The U.S. Environmental Protection Agency’s mid-Atlantic region welcomed two new members into its Sustainability Partnership Program in two signing ceremonies held today.
EPA Regional Administrator Shawn M. Garvin joined Secretary Randy Huffman of the West Virginia Department of Environmental Protection in recognizing Toyota Motor Manufacturing West Virginia, Inc. at its Buffalo, W. Va., facility, and Dow West Virginia at its South Charleston facilities.
The Sustainability Partnership is an innovative program developed by EPA’s mid-Atlantic region to create a one-stop shopping approach for organizations that use large quantities of energy, water, and natural resources and want to “go green.” Instead of dealing with each of EPA’s voluntary programs individually, EPA staff will work out a comprehensive ‘green’ plan for organizations that often saves money and makes good business sense. The overall goal of the SPP is to minimize the use of energy, resources and waste generation in the mid-Atlantic states.
“Today, both companies take a tremendous step forward in providing a more sustainable future for the people of West Virginia,” said Garvin. “EPA is making a concerted effort to partner with states and businesses to improve environmental performance and make larger strides in sustaining our communities. And voluntary efforts that are initiated and tracked through programs like our Sustainability Partnership are a proven way to go.”
”It’s a great day for Toyota and Dow as they have come a long way in the area of corporate sustainability,” said Secretary Huffman. “Toyota and Dow have learned to recognize the complementary relationships among the environment, economy and communities in West Virginia, and further realize that this Sustainability Partnership goes far beyond stakeholder involvement – it requires working within their facilities and with communities to tackle specific environmental issues.”
In 2000 Toyota’s Buffalo, W.Va. facility began implementing an environmental management system (EMS). Three years later, it had become, and remains, a zero landfill contributor — reusing or recycling materials that otherwise would have been sent to landfills. By implementing the EMS and setting long-term goals, Toyota is already addressing ways to reduce waste, water usage, greenhouse gas emissions, hazardous materials usage and wastewater discharge.
At Dow West Virginia Operation’s South Charleston facility, the company has been working to reduce energy, water use, waste generation, and has increased the facility’s land and habitat conservation.

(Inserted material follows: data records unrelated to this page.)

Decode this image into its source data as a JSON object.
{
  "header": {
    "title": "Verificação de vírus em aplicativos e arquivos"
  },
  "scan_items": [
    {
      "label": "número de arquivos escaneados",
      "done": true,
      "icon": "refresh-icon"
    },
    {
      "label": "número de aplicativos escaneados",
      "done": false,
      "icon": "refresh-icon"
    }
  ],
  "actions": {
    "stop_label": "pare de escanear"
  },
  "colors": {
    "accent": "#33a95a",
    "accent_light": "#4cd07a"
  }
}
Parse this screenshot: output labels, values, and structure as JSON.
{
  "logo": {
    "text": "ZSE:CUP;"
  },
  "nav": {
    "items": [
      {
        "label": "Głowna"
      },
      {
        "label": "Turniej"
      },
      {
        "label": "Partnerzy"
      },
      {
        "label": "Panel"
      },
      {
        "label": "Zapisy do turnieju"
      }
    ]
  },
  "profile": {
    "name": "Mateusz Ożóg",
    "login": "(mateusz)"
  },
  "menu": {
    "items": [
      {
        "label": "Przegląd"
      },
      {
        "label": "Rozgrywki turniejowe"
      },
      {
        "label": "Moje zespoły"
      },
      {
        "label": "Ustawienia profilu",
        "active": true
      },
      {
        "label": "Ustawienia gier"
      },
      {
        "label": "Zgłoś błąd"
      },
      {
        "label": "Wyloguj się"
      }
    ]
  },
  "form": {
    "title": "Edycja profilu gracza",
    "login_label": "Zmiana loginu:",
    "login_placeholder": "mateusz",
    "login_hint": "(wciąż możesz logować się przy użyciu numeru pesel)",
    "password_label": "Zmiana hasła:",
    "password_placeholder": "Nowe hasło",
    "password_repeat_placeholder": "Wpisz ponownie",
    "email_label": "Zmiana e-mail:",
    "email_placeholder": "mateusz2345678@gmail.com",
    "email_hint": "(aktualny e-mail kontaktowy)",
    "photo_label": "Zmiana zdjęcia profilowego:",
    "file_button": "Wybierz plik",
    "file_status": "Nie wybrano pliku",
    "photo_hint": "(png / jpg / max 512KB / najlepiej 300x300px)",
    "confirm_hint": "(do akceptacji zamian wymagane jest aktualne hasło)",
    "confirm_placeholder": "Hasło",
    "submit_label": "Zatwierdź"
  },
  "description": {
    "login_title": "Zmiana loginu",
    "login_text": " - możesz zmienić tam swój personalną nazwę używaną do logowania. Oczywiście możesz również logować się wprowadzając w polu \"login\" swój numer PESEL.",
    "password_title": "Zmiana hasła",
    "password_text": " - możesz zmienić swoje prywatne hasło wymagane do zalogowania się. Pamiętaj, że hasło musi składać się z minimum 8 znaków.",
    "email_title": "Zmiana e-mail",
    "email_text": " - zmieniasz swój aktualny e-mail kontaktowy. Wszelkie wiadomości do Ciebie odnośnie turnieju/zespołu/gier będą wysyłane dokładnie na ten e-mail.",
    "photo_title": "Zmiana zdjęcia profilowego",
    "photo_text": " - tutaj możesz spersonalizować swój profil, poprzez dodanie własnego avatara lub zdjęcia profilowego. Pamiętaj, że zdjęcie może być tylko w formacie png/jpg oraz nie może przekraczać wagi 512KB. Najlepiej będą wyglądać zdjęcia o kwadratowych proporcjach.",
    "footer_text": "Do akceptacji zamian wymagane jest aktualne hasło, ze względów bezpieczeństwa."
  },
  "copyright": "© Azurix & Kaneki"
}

During a three-year demolition project, Dow saved 49,939 tons of concrete/masonry from going to the landfill by reusing the material. During 2007-2008, Dow recovered 3,726 tons of ferrous and non-ferrous metals for reuse; developed a 10-acre wildlife habitat certified by Wildlife Habitat Council; worked with South Charleston Middle School students to install birdhouses, plant native wildflowers and prairie grasses. Dow continues to work on the implementation of a wildlife management plan and is exploring collaborative opportunities with EPA and WVDEP to help schools remove hazardous materials and waste.
Additionally, Dow West Virginia’s South Charleston facility is implementing the American Chemistry Council’s Responsible Care Program, which requires CEO-level commitments to measure and publicly report environmental performance and to obtain independent certification that the company’s environmental management plan functions according to professional standards.